Today's edition of quick hits:
* Eurozone: "Germany's director at the European Central Bank has thrown his weight behind mass purchases of Spanish and Italian debt to prevent the disintegration of the euro, marking a crucial turning point in the eurozone debt crisis."
* Afghanistan: "Insurgents hiding outside the heavily fortified Bagram Airfield fired a pair of rockets that damaged the parked C-17 transport plane used by Gen. Martin E. Dempsey, the chairman of the United States Joint Chiefs of Staff." Two base military personnel were slightly wounded.
* Despite a valiant effort, Diana Nyad was pulled from the water before reaching her destination.
* A big setback: "The U.S. Court of Appeals for the District of Columbia Circuit overturned one of the Obama administration's hallmark air quality rules Tuesday, ruling that the Environmental Protection Agency had overstepped its authority in curbing pollution from Midwest power plants too sharply."
* Mars: "After more than two weeks of sitting still, NASA's Mars rover Curiosity is finally set to roll out on the Red Planet with its debut drive on Wednesday."
* Worth watching: "The Justice Department is establishing a civil rights unit in Alabama after the state's crackdown on illegal immigration raised broader concerns about compliance with federal laws."
* Richard Miniter's new book includes an alleged "blockbuster" charge against President Obama. It's not standing up well to scrutiny.

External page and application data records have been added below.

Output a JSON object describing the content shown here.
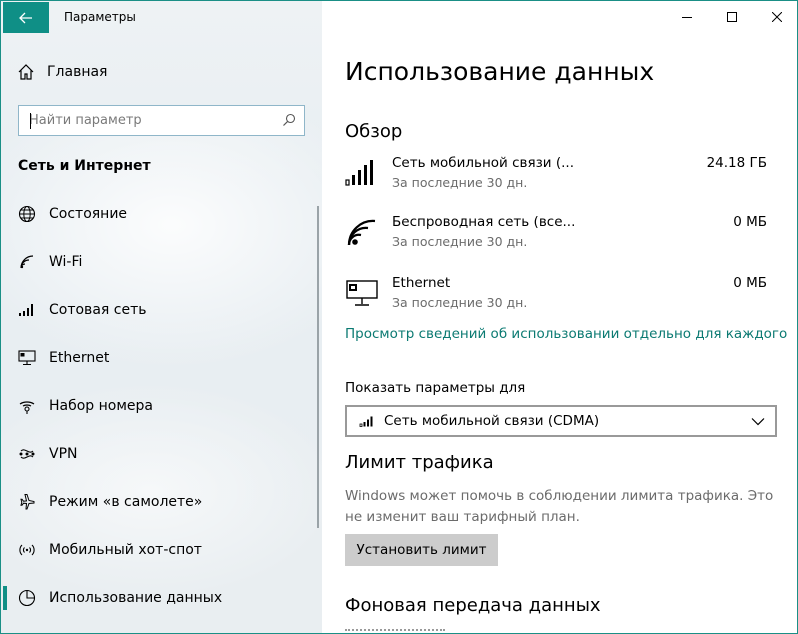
{
  "app": {
    "title": "Параметры",
    "accent": "#0f8f86"
  },
  "sidebar": {
    "home_label": "Главная",
    "search_placeholder": "Найти параметр",
    "section_title": "Сеть и Интернет",
    "items": [
      {
        "label": "Состояние",
        "icon": "globe-icon"
      },
      {
        "label": "Wi-Fi",
        "icon": "wifi-icon"
      },
      {
        "label": "Сотовая сеть",
        "icon": "cellular-icon"
      },
      {
        "label": "Ethernet",
        "icon": "ethernet-icon"
      },
      {
        "label": "Набор номера",
        "icon": "dialup-icon"
      },
      {
        "label": "VPN",
        "icon": "vpn-icon"
      },
      {
        "label": "Режим «в самолете»",
        "icon": "airplane-icon"
      },
      {
        "label": "Мобильный хот-спот",
        "icon": "hotspot-icon"
      },
      {
        "label": "Использование данных",
        "icon": "data-usage-icon",
        "active": true
      }
    ]
  },
  "main": {
    "title": "Использование данных",
    "overview_heading": "Обзор",
    "overview": [
      {
        "name": "Сеть мобильной связи (...",
        "period": "За последние 30 дн.",
        "value": "24.18 ГБ",
        "icon": "cellular-signal-icon"
      },
      {
        "name": "Беспроводная сеть (все...",
        "period": "За последние 30 дн.",
        "value": "0 МБ",
        "icon": "wifi-icon"
      },
      {
        "name": "Ethernet",
        "period": "За последние 30 дн.",
        "value": "0 МБ",
        "icon": "ethernet-icon"
      }
    ],
    "details_link": "Просмотр сведений об использовании отдельно для каждого",
    "show_settings_label": "Показать параметры для",
    "network_select": "Сеть мобильной связи (CDMA)",
    "limit_heading": "Лимит трафика",
    "limit_description": "Windows может помочь в соблюдении лимита трафика. Это не изменит ваш тарифный план.",
    "set_limit_button": "Установить лимит",
    "background_heading": "Фоновая передача данных"
  }
}
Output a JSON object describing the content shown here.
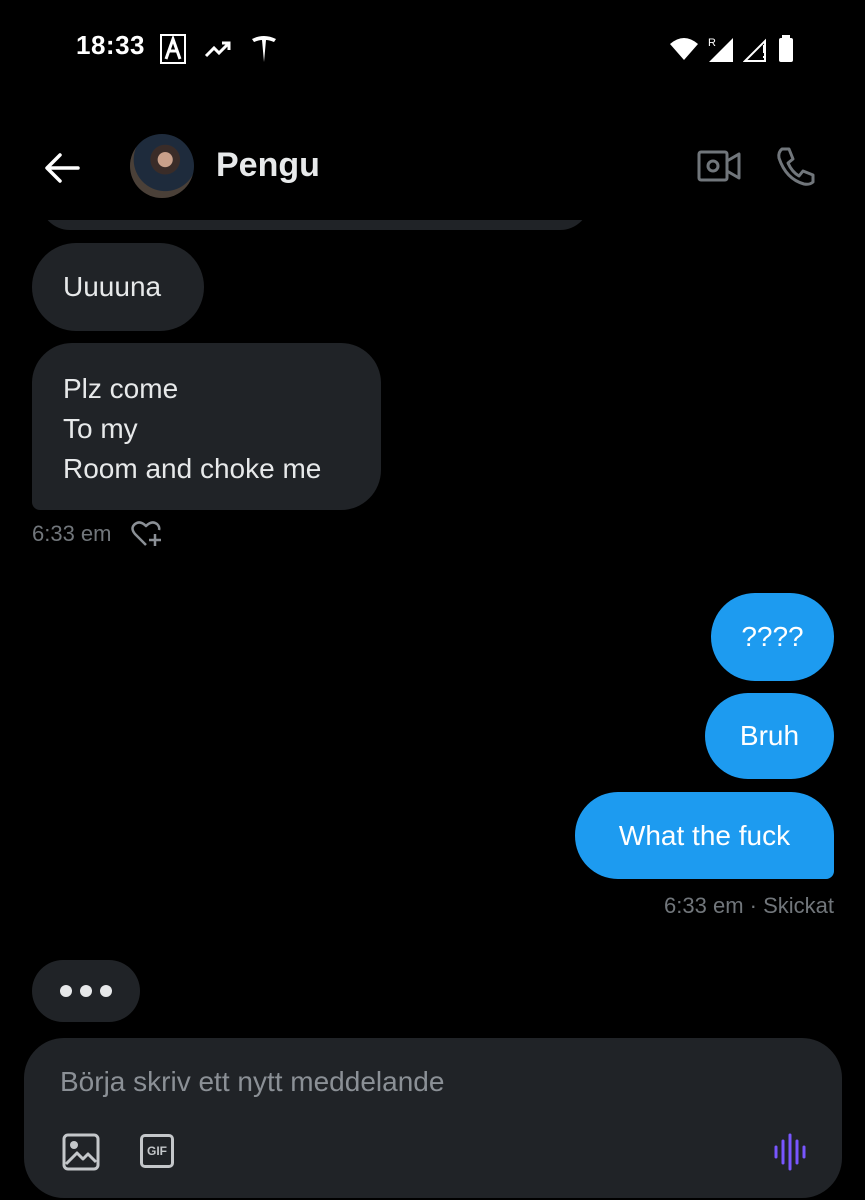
{
  "status_bar": {
    "time": "18:33",
    "left_icons": [
      "app-a-icon",
      "trending-icon",
      "tesla-icon"
    ],
    "right_icons": [
      "wifi-icon",
      "signal-r-icon",
      "signal-icon",
      "battery-icon"
    ]
  },
  "header": {
    "contact_name": "Pengu"
  },
  "messages": [
    {
      "direction": "incoming",
      "text": "Uuuuna"
    },
    {
      "direction": "incoming",
      "lines": [
        "Plz come",
        "To my",
        "Room and choke me"
      ]
    },
    {
      "direction": "outgoing",
      "text": "????"
    },
    {
      "direction": "outgoing",
      "text": "Bruh"
    },
    {
      "direction": "outgoing",
      "text": "What the fuck"
    }
  ],
  "incoming_meta": {
    "time": "6:33 em"
  },
  "outgoing_meta": {
    "text": "6:33 em · Skickat"
  },
  "composer": {
    "placeholder": "Börja skriv ett nytt meddelande",
    "value": "",
    "gif_label": "GIF"
  },
  "colors": {
    "background": "#000000",
    "incoming_bubble": "#202327",
    "outgoing_bubble": "#1d9bf0",
    "meta_text": "#71767b",
    "voice_accent": "#7856ff"
  }
}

* And Newsweek is still struggling to defend the awful Niall Ferguson cover story the magazine admits it never fact-checked.
Anything to add? Consider this an open thread.